• [Problem] Your answer must be the lines from the one containing "Extract the structured" through the last line below, copied exactly, with no pictures.
*** Supplied entries ***
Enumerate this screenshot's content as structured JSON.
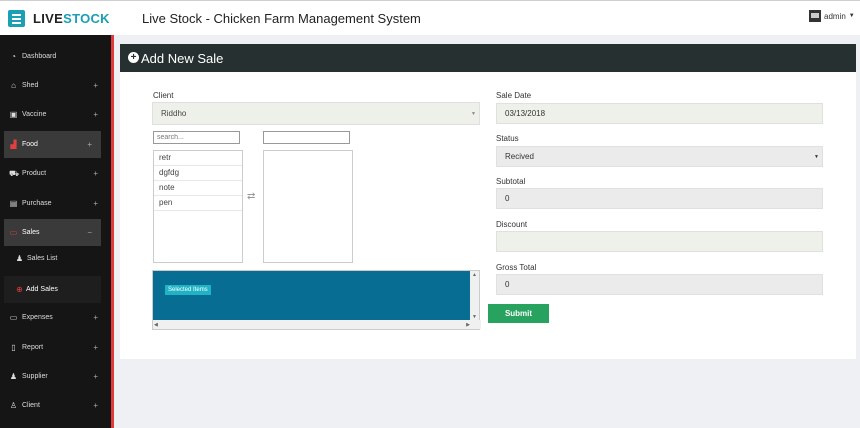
{
  "header": {
    "logo_part1": "LIVE",
    "logo_part2": "STOCK",
    "title": "Live Stock - Chicken Farm Management System",
    "user": "admin"
  },
  "sidebar": {
    "items": [
      {
        "label": "Dashboard",
        "icon": "dashboard-icon",
        "expand": ""
      },
      {
        "label": "Shed",
        "icon": "home-icon",
        "expand": "+"
      },
      {
        "label": "Vaccine",
        "icon": "briefcase-icon",
        "expand": "+"
      },
      {
        "label": "Food",
        "icon": "bar-chart-icon",
        "expand": "+"
      },
      {
        "label": "Product",
        "icon": "cart-icon",
        "expand": "+"
      },
      {
        "label": "Purchase",
        "icon": "book-icon",
        "expand": "+"
      },
      {
        "label": "Sales",
        "icon": "money-icon",
        "expand": "−"
      },
      {
        "label": "Sales List",
        "icon": "users-icon",
        "expand": ""
      },
      {
        "label": "Add Sales",
        "icon": "plus-circle-icon",
        "expand": ""
      },
      {
        "label": "Expenses",
        "icon": "money-icon",
        "expand": "+"
      },
      {
        "label": "Report",
        "icon": "file-icon",
        "expand": "+"
      },
      {
        "label": "Supplier",
        "icon": "users-icon",
        "expand": "+"
      },
      {
        "label": "Client",
        "icon": "user-icon",
        "expand": "+"
      }
    ]
  },
  "form": {
    "heading": "Add New Sale",
    "client_label": "Client",
    "client_value": "Riddho",
    "search_placeholder": "search...",
    "available_items": [
      "retr",
      "dgfdg",
      "note",
      "pen"
    ],
    "selected_items_label": "Selected Items",
    "sale_date_label": "Sale Date",
    "sale_date_value": "03/13/2018",
    "status_label": "Status",
    "status_value": "Recived",
    "subtotal_label": "Subtotal",
    "subtotal_value": "0",
    "discount_label": "Discount",
    "discount_value": "",
    "gross_total_label": "Gross Total",
    "gross_total_value": "0",
    "submit_label": "Submit"
  },
  "colors": {
    "accent": "#1a9fb4",
    "sidebar_bg": "#151515",
    "sidebar_border": "#e03a3a",
    "panel_header": "#273030",
    "selected_box": "#076d93",
    "submit": "#27a35f"
  }
}
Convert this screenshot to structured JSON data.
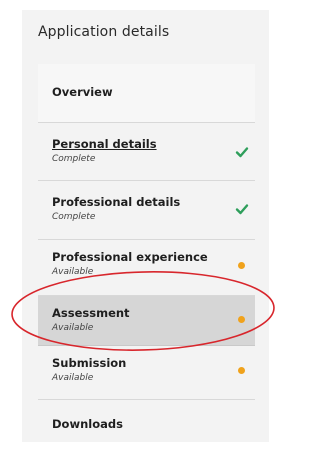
{
  "panel": {
    "title": "Application details"
  },
  "nav": {
    "items": [
      {
        "label": "Overview",
        "status": ""
      },
      {
        "label": "Personal details",
        "status": "Complete",
        "indicator": "check"
      },
      {
        "label": "Professional details",
        "status": "Complete",
        "indicator": "check"
      },
      {
        "label": "Professional experience",
        "status": "Available",
        "indicator": "dot"
      },
      {
        "label": "Assessment",
        "status": "Available",
        "indicator": "dot",
        "selected": true
      },
      {
        "label": "Submission",
        "status": "Available",
        "indicator": "dot"
      },
      {
        "label": "Downloads",
        "status": ""
      }
    ]
  },
  "colors": {
    "panel_bg": "#f3f3f3",
    "selected_bg": "#d6d6d6",
    "check_green": "#2e9e5b",
    "dot_orange": "#f0a21b",
    "annotation_red": "#d8262c"
  }
}
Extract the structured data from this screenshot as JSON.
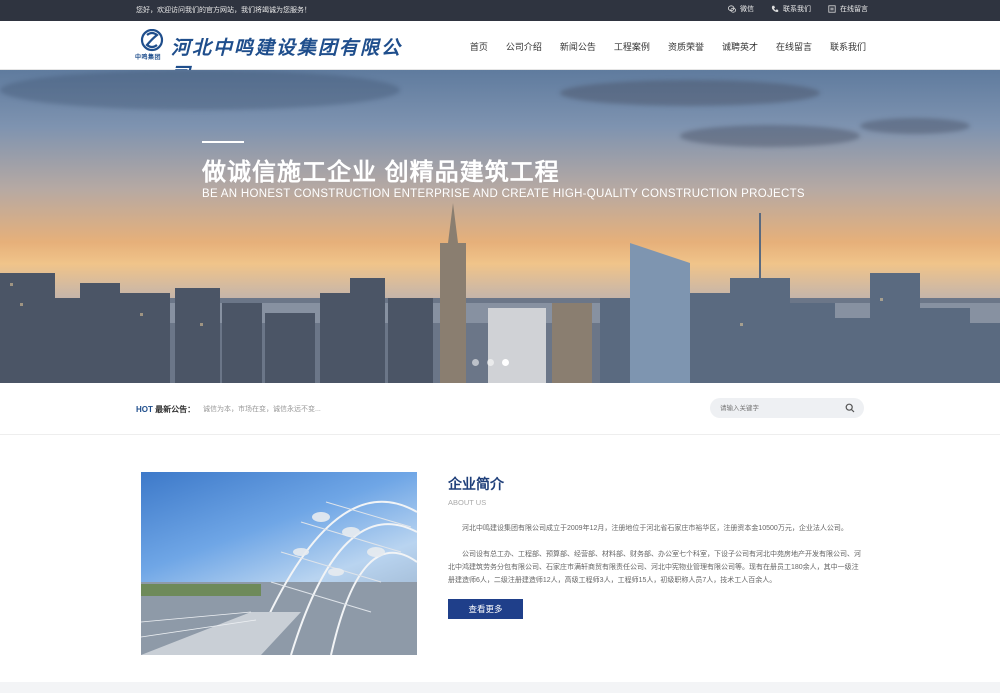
{
  "topbar": {
    "welcome": "您好，欢迎访问我们的官方网站，我们将竭诚为您服务！",
    "links": [
      {
        "label": "微信",
        "icon": "wechat-icon"
      },
      {
        "label": "联系我们",
        "icon": "phone-icon"
      },
      {
        "label": "在线留言",
        "icon": "message-icon"
      }
    ]
  },
  "header": {
    "logo_name": "河北中鸣建设集团有限公司",
    "logo_sub": "中鸣集团",
    "nav": [
      "首页",
      "公司介绍",
      "新闻公告",
      "工程案例",
      "资质荣誉",
      "诚聘英才",
      "在线留言",
      "联系我们"
    ]
  },
  "banner": {
    "title": "做诚信施工企业  创精品建筑工程",
    "subtitle": "BE AN HONEST CONSTRUCTION ENTERPRISE AND CREATE HIGH-QUALITY CONSTRUCTION PROJECTS",
    "slides": 3,
    "active_slide": 2
  },
  "notice": {
    "hot": "HOT",
    "label": "最新公告：",
    "text": "诚信为本，市场在变，诚信永远不变...",
    "search_placeholder": "请输入关键字"
  },
  "about": {
    "title": "企业简介",
    "title_en": "ABOUT US",
    "paragraphs": [
      "河北中鸣建设集团有限公司成立于2009年12月，注册地位于河北省石家庄市裕华区，注册资本金10500万元，企业法人公司。",
      "公司设有总工办、工程部、预算部、经营部、材料部、财务部、办公室七个科室，下设子公司有河北中苑房地产开发有限公司、河北中鸿建筑劳务分包有限公司、石家庄市满轩商贸有限责任公司、河北中宪物业管理有限公司等。现有在册员工180余人，其中一级注册建造师6人，二级注册建造师12人，高级工程师3人，工程师15人，初级职称人员7人，技术工人百余人。"
    ],
    "more_label": "查看更多"
  },
  "colors": {
    "topbar": "#2f3440",
    "brand": "#1f4e8c",
    "button": "#1f3f8a"
  }
}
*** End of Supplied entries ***
• [Exercise solution]
Extract the structured data from this screenshot as JSON.
{
  "topbar": {
    "welcome": "您好，欢迎访问我们的官方网站，我们将竭诚为您服务！",
    "links": [
      {
        "label": "微信",
        "icon": "wechat-icon"
      },
      {
        "label": "联系我们",
        "icon": "phone-icon"
      },
      {
        "label": "在线留言",
        "icon": "message-icon"
      }
    ]
  },
  "header": {
    "logo_name": "河北中鸣建设集团有限公司",
    "logo_sub": "中鸣集团",
    "nav": [
      "首页",
      "公司介绍",
      "新闻公告",
      "工程案例",
      "资质荣誉",
      "诚聘英才",
      "在线留言",
      "联系我们"
    ]
  },
  "banner": {
    "title": "做诚信施工企业  创精品建筑工程",
    "subtitle": "BE AN HONEST CONSTRUCTION ENTERPRISE AND CREATE HIGH-QUALITY CONSTRUCTION PROJECTS",
    "slides": 3,
    "active_slide": 2
  },
  "notice": {
    "hot": "HOT",
    "label": "最新公告：",
    "text": "诚信为本，市场在变，诚信永远不变...",
    "search_placeholder": "请输入关键字"
  },
  "about": {
    "title": "企业简介",
    "title_en": "ABOUT US",
    "paragraphs": [
      "河北中鸣建设集团有限公司成立于2009年12月，注册地位于河北省石家庄市裕华区，注册资本金10500万元，企业法人公司。",
      "公司设有总工办、工程部、预算部、经营部、材料部、财务部、办公室七个科室，下设子公司有河北中苑房地产开发有限公司、河北中鸿建筑劳务分包有限公司、石家庄市满轩商贸有限责任公司、河北中宪物业管理有限公司等。现有在册员工180余人，其中一级注册建造师6人，二级注册建造师12人，高级工程师3人，工程师15人，初级职称人员7人，技术工人百余人。"
    ],
    "more_label": "查看更多"
  },
  "colors": {
    "topbar": "#2f3440",
    "brand": "#1f4e8c",
    "button": "#1f3f8a"
  }
}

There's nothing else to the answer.